Give back each line of the material that contains the word "label".

▶ MATERIAL SHOWN
=== Begin Enclosure ===

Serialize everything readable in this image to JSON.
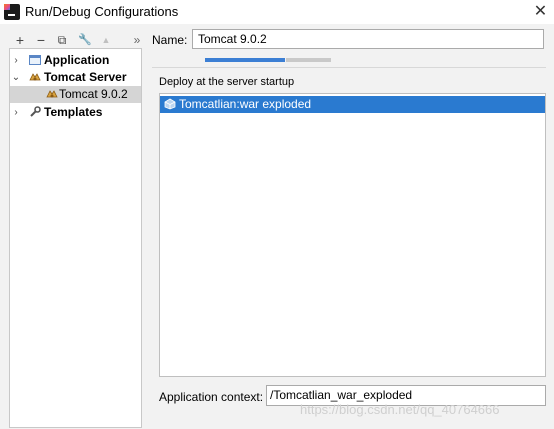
{
  "window": {
    "title": "Run/Debug Configurations",
    "close_glyph": "✕"
  },
  "toolbar": [
    {
      "glyph": "+",
      "name": "add-config-button"
    },
    {
      "glyph": "−",
      "name": "remove-config-button"
    },
    {
      "glyph": "⧉",
      "name": "copy-config-button"
    },
    {
      "glyph": "🔧",
      "name": "edit-defaults-button"
    },
    {
      "glyph": "▲",
      "name": "move-up-button"
    },
    {
      "glyph": "»",
      "name": "more-actions-button"
    }
  ],
  "tree": [
    {
      "label": "Application",
      "arrow": "›",
      "level": 0,
      "bold": true,
      "icon": "application-icon"
    },
    {
      "label": "Tomcat Server",
      "arrow": "⌄",
      "level": 0,
      "bold": true,
      "icon": "tomcat-icon"
    },
    {
      "label": "Tomcat 9.0.2",
      "arrow": "",
      "level": 1,
      "bold": false,
      "icon": "tomcat-icon",
      "selected": true
    },
    {
      "label": "Templates",
      "arrow": "›",
      "level": 0,
      "bold": true,
      "icon": "wrench-icon"
    }
  ],
  "name_field": {
    "label": "Name:",
    "value": "Tomcat 9.0.2"
  },
  "deploy": {
    "title": "Deploy at the server startup",
    "items": [
      "Tomcatlian:war exploded"
    ]
  },
  "context": {
    "label": "Application context:",
    "value": "/Tomcatlian_war_exploded"
  },
  "watermark": "https://blog.csdn.net/qq_40764666",
  "colors": {
    "selection": "#2a7ad0",
    "tab_active": "#3c7fd4"
  }
}
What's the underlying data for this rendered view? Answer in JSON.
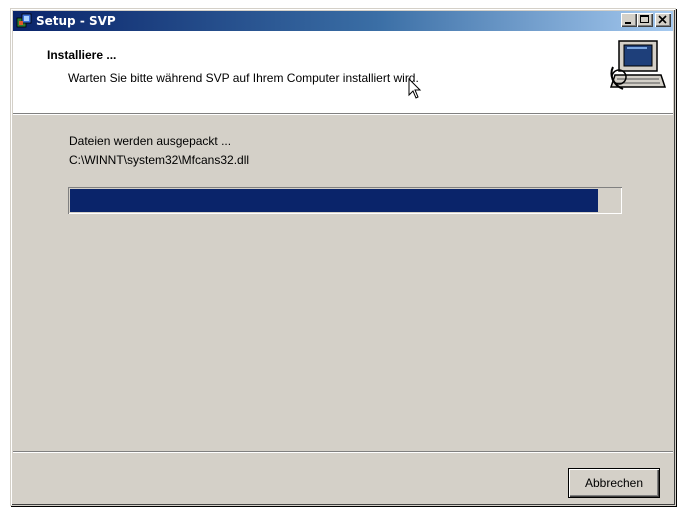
{
  "window": {
    "title": "Setup - SVP"
  },
  "header": {
    "title": "Installiere ...",
    "subtitle": "Warten Sie bitte während SVP auf Ihrem Computer installiert wird."
  },
  "status": {
    "line1": "Dateien werden ausgepackt ...",
    "line2": "C:\\WINNT\\system32\\Mfcans32.dll"
  },
  "progress": {
    "percent": 96
  },
  "buttons": {
    "cancel": "Abbrechen"
  },
  "icons": {
    "app": "setup-icon",
    "wizard": "computer-install-icon",
    "minimize": "minimize-icon",
    "maximize": "maximize-icon",
    "close": "close-icon",
    "cursor": "mouse-cursor-icon"
  },
  "colors": {
    "titlebar_start": "#0a246a",
    "titlebar_end": "#a6caf0",
    "progress_fill": "#0a246a",
    "face": "#d4d0c8"
  }
}
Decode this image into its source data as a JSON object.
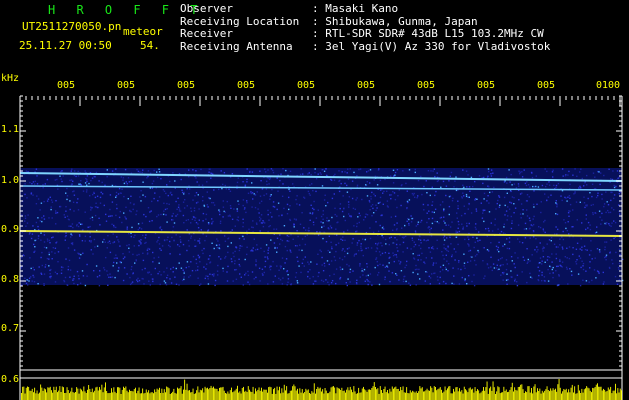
{
  "header": {
    "title": "H R O F F T",
    "filename": "UT2511270050.pn",
    "mode": "meteor",
    "timestamp": "25.11.27 00:50",
    "count": "54."
  },
  "station": [
    {
      "key": "Observer",
      "value": ": Masaki Kano"
    },
    {
      "key": "Receiving Location",
      "value": ": Shibukawa, Gunma, Japan"
    },
    {
      "key": "Receiver",
      "value": ": RTL-SDR SDR# 43dB L15 103.2MHz CW"
    },
    {
      "key": "Receiving Antenna",
      "value": ": 3el Yagi(V) Az 330 for Vladivostok"
    }
  ],
  "axis": {
    "unit": "kHz",
    "y_ticks": [
      "1.1",
      "1.0",
      "0.9",
      "0.8",
      "0.7",
      "0.6"
    ],
    "x_ticks": [
      "005",
      "005",
      "005",
      "005",
      "005",
      "005",
      "005",
      "005",
      "005",
      "0100"
    ]
  },
  "colors": {
    "label": "#ffff00",
    "title": "#19e619",
    "text": "#ffffff",
    "grid": "#ffffff",
    "signal": "#2a34d8",
    "bar": "#ffff00"
  }
}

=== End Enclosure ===

▶ EXERCISE RESULT
      "label": "Application",
      "label": "Tomcat Server",
      "label": "Tomcat 9.0.2",
      "label": "Templates",
    "label": "Name:",
    "label": "Application context:",
    "label": "#ffff00",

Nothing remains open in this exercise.